As Andy Grove puts it in his very interesting Only the Paranoid Survive: 

“All business operate by some set of unstated rules and sometimes these rules change—often in very significant ways.  Yet there is no flashing sign that heralds these rule changes. […] The trouble was, not only didn’t we realize that the rules had changed—what was worse, we didn’t know what rules we no had to abide by.”

Time travel really helps here.  Spend a couple of days in the 18th century and we would be gifted with sight.  Indeed, a couple of days in the 18th century would be worth its weight in ethnographies, focus groups and brain storms.  Things would just become ever so clear. Grove’s "unstated rules" wouldn’t be unstated anymore.

Hurray for someone.  There must be many people who would like to live in the 18th century or the 7th one for the matter.  I mean, who wants to live in the real world?  Most of us do it out of necessity and under protest.  Or we could take turns staffing the past, on our vacations possibly.  Every so often someone from the present day would come wondering in, clearly unclear on the rules in place.  Patiently, we would ask her "what’s a car?" and ever so gradually the visitor would begin to watch her unstated rules explode like overheated party balloons.  

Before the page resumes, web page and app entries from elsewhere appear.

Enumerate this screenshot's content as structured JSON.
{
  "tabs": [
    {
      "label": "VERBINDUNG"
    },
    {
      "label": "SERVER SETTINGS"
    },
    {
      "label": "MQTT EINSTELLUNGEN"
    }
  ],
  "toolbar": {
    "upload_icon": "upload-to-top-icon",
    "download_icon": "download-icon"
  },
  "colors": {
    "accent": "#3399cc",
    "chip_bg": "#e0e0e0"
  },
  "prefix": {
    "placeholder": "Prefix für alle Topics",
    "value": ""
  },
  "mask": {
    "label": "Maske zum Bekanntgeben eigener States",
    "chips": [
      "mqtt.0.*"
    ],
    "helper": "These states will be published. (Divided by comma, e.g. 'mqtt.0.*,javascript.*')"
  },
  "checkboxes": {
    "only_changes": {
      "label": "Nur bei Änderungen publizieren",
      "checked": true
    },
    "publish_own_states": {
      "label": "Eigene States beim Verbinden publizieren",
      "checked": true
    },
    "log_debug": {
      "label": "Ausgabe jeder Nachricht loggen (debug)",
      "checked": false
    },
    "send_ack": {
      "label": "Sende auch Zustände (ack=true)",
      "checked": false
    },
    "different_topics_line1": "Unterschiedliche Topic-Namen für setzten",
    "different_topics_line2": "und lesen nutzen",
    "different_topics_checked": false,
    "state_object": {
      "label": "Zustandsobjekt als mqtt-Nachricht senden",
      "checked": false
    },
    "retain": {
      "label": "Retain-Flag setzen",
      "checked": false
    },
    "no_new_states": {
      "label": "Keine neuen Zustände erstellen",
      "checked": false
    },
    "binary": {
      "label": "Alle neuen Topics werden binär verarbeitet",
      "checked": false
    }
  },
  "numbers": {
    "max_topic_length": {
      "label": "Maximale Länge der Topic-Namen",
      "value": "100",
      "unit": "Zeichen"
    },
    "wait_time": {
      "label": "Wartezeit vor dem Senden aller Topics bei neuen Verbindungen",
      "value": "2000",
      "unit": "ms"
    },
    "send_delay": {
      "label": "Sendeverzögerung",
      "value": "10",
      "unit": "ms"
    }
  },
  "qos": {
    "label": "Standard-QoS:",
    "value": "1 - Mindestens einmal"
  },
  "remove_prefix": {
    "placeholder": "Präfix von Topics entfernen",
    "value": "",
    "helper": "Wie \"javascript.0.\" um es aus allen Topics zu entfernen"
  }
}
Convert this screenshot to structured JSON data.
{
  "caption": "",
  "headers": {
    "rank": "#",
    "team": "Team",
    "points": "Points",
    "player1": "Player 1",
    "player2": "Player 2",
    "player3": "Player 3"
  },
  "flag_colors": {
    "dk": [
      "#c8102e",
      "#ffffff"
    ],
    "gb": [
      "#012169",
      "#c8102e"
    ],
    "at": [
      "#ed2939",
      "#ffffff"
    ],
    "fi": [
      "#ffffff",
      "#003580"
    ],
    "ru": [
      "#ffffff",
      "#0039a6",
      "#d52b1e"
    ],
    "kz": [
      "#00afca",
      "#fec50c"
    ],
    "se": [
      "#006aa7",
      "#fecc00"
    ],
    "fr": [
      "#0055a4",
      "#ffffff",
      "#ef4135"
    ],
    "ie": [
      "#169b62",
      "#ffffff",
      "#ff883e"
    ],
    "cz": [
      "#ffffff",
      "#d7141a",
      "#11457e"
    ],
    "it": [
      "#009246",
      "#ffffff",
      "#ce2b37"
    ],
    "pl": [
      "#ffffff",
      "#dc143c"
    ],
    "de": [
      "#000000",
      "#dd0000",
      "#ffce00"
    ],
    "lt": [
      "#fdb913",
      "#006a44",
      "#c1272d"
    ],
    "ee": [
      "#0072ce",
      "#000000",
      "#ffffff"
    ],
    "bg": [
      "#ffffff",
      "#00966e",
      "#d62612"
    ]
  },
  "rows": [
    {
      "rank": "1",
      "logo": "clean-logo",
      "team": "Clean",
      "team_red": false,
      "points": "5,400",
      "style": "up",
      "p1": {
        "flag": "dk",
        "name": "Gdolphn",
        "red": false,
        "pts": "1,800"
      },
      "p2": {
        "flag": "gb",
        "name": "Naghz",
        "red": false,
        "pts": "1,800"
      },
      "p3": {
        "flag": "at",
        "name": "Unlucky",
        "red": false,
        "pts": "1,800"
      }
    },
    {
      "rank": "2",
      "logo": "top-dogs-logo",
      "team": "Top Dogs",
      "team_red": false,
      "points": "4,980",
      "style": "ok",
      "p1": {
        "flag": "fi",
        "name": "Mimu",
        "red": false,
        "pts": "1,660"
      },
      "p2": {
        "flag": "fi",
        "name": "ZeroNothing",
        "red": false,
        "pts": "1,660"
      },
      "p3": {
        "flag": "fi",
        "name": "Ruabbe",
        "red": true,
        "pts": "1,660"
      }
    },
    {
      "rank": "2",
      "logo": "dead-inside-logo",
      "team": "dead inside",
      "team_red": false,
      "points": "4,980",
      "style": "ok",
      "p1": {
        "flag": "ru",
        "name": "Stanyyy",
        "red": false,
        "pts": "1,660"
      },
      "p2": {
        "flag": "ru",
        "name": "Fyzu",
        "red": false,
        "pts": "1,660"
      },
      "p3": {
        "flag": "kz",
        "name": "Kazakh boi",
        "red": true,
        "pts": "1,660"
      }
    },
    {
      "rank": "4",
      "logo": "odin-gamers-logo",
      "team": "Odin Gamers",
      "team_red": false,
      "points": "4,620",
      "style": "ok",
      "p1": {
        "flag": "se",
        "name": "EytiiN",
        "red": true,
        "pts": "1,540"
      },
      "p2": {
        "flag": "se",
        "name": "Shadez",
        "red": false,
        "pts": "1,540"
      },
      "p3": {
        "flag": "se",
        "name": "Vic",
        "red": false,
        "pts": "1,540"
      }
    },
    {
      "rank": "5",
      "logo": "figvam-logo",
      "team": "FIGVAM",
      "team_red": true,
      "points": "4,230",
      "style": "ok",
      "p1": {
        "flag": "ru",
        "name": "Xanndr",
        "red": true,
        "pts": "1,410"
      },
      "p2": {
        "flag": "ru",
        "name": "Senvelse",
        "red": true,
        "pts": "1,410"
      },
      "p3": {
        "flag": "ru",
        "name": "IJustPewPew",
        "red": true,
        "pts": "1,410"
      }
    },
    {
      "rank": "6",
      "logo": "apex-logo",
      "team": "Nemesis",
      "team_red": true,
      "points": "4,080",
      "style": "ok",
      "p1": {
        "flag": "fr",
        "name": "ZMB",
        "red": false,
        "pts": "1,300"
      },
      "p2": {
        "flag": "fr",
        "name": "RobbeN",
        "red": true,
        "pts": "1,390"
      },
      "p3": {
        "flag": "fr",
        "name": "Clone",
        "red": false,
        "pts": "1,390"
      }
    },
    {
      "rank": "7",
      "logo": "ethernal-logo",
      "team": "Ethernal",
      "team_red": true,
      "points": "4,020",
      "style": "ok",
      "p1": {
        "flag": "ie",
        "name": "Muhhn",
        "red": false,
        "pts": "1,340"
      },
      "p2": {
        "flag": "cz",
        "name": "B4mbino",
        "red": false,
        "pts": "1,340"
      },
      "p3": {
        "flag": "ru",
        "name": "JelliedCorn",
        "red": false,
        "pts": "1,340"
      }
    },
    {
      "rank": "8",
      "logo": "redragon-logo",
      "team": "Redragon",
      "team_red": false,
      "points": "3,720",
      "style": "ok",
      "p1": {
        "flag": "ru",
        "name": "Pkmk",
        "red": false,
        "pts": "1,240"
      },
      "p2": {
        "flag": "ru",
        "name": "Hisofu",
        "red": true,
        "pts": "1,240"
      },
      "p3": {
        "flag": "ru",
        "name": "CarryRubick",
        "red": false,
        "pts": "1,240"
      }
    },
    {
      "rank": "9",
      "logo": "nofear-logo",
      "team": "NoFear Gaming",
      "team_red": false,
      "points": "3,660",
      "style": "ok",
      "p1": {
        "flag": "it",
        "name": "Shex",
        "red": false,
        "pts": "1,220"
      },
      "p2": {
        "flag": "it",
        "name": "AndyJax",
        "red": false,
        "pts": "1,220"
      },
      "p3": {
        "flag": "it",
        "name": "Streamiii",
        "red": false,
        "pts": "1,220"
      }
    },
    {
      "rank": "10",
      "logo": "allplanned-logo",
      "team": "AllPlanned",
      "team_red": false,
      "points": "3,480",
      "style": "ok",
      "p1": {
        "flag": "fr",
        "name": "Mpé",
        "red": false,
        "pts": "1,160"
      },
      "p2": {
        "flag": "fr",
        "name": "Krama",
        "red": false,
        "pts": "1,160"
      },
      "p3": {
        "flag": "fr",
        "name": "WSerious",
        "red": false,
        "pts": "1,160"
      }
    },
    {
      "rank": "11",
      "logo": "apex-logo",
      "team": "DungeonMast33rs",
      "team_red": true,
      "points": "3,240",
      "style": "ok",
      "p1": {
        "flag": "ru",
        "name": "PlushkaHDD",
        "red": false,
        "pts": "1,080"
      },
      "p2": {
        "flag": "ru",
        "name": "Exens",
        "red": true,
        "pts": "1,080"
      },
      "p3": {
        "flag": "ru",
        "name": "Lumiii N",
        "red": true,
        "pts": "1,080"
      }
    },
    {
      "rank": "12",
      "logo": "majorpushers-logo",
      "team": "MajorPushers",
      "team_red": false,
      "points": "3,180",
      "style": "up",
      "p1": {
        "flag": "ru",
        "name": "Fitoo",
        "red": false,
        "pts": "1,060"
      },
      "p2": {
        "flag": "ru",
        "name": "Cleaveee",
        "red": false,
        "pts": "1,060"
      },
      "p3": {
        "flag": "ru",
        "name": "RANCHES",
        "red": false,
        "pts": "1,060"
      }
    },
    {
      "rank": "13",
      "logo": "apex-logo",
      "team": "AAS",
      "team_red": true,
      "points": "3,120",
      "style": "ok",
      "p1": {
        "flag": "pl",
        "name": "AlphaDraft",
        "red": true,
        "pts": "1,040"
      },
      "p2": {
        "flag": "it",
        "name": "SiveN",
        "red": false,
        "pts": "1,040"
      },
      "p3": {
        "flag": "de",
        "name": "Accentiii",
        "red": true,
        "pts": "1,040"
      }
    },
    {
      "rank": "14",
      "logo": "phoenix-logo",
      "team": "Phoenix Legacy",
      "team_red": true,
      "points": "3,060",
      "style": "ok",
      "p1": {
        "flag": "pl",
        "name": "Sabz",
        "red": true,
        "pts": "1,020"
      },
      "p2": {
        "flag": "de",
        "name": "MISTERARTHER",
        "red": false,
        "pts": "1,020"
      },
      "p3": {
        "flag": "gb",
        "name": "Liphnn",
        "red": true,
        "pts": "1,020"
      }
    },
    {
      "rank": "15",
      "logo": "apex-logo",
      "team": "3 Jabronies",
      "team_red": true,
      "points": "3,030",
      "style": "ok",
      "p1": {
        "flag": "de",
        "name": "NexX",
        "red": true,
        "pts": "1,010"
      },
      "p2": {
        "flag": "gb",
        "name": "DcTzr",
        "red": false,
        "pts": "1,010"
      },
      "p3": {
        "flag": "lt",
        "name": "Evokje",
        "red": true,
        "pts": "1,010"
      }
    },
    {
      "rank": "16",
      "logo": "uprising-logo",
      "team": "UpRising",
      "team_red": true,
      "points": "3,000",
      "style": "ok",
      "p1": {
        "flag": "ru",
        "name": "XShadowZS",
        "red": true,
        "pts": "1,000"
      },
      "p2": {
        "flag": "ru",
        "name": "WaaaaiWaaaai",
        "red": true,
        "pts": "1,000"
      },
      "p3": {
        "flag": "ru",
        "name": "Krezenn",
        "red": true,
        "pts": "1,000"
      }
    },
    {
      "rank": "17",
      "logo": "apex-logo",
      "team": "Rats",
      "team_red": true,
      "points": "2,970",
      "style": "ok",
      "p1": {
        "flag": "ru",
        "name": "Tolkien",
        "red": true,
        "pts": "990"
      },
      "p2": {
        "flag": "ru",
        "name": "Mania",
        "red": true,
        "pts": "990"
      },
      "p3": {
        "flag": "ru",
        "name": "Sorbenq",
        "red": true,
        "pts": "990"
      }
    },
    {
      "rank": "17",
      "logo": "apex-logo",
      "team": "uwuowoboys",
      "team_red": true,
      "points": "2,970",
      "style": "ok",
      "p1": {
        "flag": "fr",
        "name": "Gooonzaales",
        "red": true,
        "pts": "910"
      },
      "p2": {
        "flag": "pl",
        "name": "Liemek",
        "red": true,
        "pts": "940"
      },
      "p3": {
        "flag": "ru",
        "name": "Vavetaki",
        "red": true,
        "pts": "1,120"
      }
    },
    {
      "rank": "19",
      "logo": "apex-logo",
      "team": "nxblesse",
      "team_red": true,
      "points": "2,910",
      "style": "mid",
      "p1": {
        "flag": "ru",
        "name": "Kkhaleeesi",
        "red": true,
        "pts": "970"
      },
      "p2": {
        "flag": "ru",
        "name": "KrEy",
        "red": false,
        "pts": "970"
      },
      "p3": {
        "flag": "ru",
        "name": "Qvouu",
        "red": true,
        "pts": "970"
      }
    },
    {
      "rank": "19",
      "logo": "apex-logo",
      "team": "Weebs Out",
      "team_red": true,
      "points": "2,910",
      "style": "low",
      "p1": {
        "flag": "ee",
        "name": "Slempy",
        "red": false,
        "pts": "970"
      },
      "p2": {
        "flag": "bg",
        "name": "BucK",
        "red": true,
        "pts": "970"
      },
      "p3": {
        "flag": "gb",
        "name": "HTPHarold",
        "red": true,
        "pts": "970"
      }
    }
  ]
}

Artley, Alexandra, and John Martin Robinson. 1985. The New Georgian Handbook. London: Ebury Press.
Grove, Andrew S. 1999. Only the Paranoid Survive: How to Exploit the Crisis Points That Challenge Every Company. Crown Business, location 362 in Kindle format.
Severs, Dennis. 2002. 18 Folgate Street: The Tale of a House in Spitalfields. Chatto & Windus.
Next time:
Time colonies and travel for consumers.
(I am hoping I can pull this off.  At the moment all I have is the new Arcade Fire album on the suburbs and their magnificently interesting website that let’s us go home again.  The album may be hackneyed but this website, Negro, please.
Here’s the Arcade Fire http://thewildernessdowntown.com/
If you have other examples, for crying out loud, let me know.  Press time approaches.  
Thanks to Anne Moscicki for the Arcade Fire reference and to Jenson Bennett for the Andy Grove reference.